Today the Senate Appropriations Committee adopted an amendment, advanced by Senators Tom Udall, D-NM, Mark Kirk, R-Ill., Barbara Mikulski, D-Md., Lindsey Graham, R-SC., Dianne Feinstein, D-Calif., and Christopher Coons, D-Del., to bar any horse slaughter plants from opening in the United States. This Senate action mirrors the House action on its version of the agriculture spending bill. It’s a great outcome, and it sets us on a trajectory to sustain a crucial provision we secured at the end of last year to prevent any of these slaughter plants from opening in the near future.
The HSUS and our allies succeeded in shuttering the last three American horse slaughter plants in 2007, with a key state legislative action in Illinois and a series of critical federal court rulings. But it’s been an ongoing battle to keep new plants from opening, and we’ve used a variety of strategies, including more litigation and congressional action, to ensure our hold on it.
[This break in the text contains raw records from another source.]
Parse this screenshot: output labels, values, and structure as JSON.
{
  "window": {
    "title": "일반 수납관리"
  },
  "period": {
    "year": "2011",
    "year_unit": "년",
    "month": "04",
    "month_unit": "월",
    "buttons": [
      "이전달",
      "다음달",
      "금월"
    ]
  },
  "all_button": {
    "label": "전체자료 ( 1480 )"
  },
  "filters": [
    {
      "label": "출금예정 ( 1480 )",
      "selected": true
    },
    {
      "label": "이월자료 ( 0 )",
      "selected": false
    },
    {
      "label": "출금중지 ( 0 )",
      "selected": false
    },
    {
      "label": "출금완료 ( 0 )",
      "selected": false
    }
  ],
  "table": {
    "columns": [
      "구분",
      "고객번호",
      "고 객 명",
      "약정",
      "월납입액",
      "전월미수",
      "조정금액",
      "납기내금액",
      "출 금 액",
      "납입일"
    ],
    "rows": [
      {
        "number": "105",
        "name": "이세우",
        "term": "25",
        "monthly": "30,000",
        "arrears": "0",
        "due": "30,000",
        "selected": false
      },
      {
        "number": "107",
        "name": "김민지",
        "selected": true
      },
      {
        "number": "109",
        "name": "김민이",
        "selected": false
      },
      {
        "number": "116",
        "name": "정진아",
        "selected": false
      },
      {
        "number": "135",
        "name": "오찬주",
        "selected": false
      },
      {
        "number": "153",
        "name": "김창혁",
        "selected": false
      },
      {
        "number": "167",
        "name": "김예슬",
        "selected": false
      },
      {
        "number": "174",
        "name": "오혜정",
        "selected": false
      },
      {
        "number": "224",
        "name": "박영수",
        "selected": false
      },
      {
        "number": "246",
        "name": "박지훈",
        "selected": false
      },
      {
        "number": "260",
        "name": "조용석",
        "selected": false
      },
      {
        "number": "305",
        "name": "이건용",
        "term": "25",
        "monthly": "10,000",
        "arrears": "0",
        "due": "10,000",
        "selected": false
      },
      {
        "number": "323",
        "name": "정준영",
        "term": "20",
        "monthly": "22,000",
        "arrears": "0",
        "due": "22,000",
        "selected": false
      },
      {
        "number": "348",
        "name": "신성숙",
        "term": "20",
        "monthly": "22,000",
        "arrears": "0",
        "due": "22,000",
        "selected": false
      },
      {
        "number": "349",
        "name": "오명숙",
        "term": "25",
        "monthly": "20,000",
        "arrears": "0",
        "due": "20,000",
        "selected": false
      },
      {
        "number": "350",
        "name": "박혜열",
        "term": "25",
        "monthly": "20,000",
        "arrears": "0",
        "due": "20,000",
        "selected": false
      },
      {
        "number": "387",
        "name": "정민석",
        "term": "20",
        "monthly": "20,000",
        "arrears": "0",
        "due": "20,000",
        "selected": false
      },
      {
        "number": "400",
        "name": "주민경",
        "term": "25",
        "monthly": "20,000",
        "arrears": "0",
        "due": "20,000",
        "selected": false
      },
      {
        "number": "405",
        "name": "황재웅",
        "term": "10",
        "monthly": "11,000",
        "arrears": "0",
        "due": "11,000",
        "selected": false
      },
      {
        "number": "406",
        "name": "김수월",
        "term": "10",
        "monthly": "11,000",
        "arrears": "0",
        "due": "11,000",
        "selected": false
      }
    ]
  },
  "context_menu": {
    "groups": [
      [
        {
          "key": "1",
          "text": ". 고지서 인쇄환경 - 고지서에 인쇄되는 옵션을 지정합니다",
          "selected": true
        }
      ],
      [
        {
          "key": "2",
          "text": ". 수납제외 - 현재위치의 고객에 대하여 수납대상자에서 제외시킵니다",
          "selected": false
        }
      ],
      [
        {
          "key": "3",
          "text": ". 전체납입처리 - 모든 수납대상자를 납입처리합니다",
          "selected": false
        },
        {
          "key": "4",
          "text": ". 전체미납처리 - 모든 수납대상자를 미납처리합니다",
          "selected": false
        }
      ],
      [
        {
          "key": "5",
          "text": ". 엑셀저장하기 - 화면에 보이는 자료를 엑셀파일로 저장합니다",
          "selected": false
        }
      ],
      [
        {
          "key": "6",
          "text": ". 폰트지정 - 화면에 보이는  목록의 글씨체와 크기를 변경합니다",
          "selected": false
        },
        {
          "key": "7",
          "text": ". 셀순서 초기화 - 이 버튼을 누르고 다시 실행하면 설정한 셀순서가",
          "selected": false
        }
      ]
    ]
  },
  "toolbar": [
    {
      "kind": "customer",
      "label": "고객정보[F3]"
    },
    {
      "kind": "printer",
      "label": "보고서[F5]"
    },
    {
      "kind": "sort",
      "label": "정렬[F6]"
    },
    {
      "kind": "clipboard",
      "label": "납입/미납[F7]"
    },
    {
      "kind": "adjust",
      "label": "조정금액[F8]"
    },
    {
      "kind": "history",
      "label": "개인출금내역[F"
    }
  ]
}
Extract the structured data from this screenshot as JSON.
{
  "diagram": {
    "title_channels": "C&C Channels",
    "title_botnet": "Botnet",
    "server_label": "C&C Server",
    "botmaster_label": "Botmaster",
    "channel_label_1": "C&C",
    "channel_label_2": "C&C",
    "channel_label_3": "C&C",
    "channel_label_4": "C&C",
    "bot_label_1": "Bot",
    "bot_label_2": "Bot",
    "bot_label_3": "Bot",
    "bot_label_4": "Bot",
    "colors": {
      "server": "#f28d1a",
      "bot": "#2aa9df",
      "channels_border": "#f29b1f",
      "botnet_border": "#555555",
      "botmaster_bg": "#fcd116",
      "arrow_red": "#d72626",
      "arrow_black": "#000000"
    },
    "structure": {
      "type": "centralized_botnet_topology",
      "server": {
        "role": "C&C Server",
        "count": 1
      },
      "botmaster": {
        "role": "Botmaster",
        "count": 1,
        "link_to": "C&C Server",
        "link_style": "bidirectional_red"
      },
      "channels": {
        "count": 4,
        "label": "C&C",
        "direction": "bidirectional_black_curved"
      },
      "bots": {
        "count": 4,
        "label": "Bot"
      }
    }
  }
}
Today’s Senate vote was uneventful in the Appropriations Committee because lawmakers there recognized we have a strong majority that opposes the appalling practice of killing horses for export to foreign meat markets. The House vote, which occurred last month, was touch-and-go, with Representatives Sam Farr, D-Calif., and Charles Dent, R-Penn., securing their amendment by the narrowest of margins – on a 25 to 23 vote.
We don’t round up dogs and cats for slaughter, and it should be unthinkable to do that to a species that helped us settle the nation. Our position is grounded on the notion that people who own horses should act responsibly and provide lifetime care or transfer horses to someone who can.
Kill buyers and other key players in the horse slaughter industry trot out the notion that they are somehow “helping” horses by routing them to slaughter, but there is nothing noble about their enterprise. Horses are dragged and whipped into trucks and endure long journeys without food, water, or rest. Many die or sustain injuries during transport, including broken legs and punctured eyes. The idea of providing veterinary care to an animal about to be slaughtered is unthinkable to these profiteers.
In a second significant and favorable outcome, the Senate Appropriations Committee took no adverse action to stall a USDA effort to strengthen animal welfare standards for “organic” foods. The rule covers a whole array of housing, husbandry, and management topics, including the prohibition of certain painful practices, like tail docking of pigs and cattle, and debeaking of birds. A new section covering animal handling and transport to slaughter is also proposed for addition. Importantly, the rule sets minimum indoor and outdoor space requirements for egg-laying chickens, and requires that producers provide a sufficient number of exits and outdoor enrichment to entice birds to go outside on a daily basis. It also specifies that covered porches and similar structures do not qualify as outdoor space. While existing organic poultry operations have five years to come into compliance with outdoor access requirements for birds, the minimums for indoor space and all other welfare standards in the proposed rule will come into effect one year after the rule becomes final. Opponents of the rule change sought to include language to slow or block it, but Sen. Patrick Leahy, D-Vt., led a charge to ensure no harmful language was included.
The Obama Administration’s move demonstrates the changing social consensus on animals among consumers who are increasingly concerned about farm animal welfare. A 2015 Consumer Reports survey found that over 70 percent of Americans believe there should be meaningful minimum-size living space requirements for farm animals raised under the organic label, and that the animals should have access to the outdoors. Yet, current regulations do not guarantee these basic protections for organically-raised animals. The Senate was right not to interrupt this rule-making process.